“The media perception of healthcare in general and the public discourse on healthcare paints it in a much bleaker light than it is,” he says.
He suggests putting some kind of fee on the medical card for those over 70 would be preferable to giving it only to those on lower incomes – simply because the medical card is the easiest access point to numerous health and social services for older people.
On ageing itself, he believes there is an over-simplistic rhetoric around ageing as loss.
“Older people do suffer loss through death and mobility and financial constraints. But from 50 onwards, we gain in strategic thinking, wisdom and the sizing-up of the safety of situations. Older people are both tough and frail.
“And loneliness peaks under the age of 25: I always think that the antidote to loneliness for those under 25 is quantity of contact; the antidote to loneliness for older people is quality of contact.
“Even we, as medical professionals, have to be careful not to make ageing just about falls and incontinence. We are the guardians of the longevity dividend,” he says.
Now 56 and husband to occupational physician Mary Boyle, who worked outside the home until the arrival of the couple’s fifth child of seven (aged between 23 and 12), O’Neill isn’t yet thinking about his older age.
“I’m not troubled at the age I am. I cycle to Tallaght hospital from my home in Terenure every day so that keeps me fit. I have a very supportive family environment. It’s a busy life but I’m getting better at saying no to things.
“Writing is my hobby. I love reading and classical music and we’ve spent two weeks in Kerry every summer for the last 10 years.”
The family recently experienced the death of O’Neill’s mother-in-law who had lived with them for the last eight months of her life. “My wife provided amazing palliative care to her and it was hugely important for the children who enveloped her with care and attention even as they continued with everyday life.

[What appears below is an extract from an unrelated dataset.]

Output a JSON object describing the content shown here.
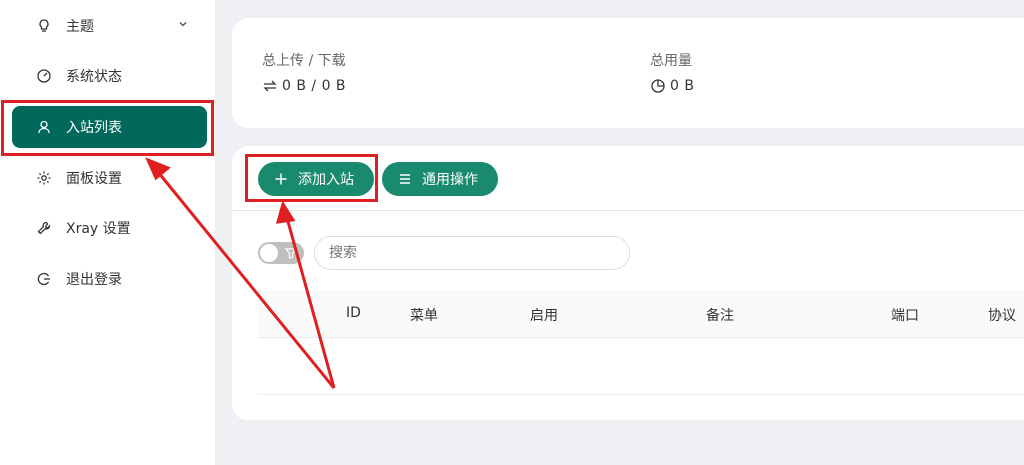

“Caring is a part of our development as human beings. We are the better for caring for someone.”
Ageing and Caring – a Guide for Later Life by Des O’Neill is published by Orpen Press.